Return only the number of lines in the entries below that hold the word "digit".

* DATA EXTRACTS *
• • • • • • •
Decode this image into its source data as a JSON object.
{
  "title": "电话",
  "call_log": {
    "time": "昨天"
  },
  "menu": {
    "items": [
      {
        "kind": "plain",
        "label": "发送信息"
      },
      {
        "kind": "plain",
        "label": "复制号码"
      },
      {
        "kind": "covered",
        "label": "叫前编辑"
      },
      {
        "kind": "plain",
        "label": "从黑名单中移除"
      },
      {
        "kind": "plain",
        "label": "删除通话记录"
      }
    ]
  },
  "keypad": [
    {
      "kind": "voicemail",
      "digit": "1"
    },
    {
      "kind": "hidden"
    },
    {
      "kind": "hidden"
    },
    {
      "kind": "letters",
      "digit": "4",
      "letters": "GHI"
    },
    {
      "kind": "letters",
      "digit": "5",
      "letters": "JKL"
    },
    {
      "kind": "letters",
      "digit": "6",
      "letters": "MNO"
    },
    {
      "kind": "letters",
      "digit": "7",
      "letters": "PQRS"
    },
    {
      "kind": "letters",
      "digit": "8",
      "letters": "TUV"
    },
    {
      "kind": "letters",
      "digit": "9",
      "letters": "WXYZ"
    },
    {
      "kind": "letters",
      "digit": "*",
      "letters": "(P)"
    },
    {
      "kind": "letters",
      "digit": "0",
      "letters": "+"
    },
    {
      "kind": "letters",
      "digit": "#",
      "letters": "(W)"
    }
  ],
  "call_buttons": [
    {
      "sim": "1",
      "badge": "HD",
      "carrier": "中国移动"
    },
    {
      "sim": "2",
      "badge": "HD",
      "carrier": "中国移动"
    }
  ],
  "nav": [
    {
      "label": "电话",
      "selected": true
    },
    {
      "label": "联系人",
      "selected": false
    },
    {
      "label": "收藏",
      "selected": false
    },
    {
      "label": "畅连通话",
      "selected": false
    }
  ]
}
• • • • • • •
* THE COMPLETED TASK *
10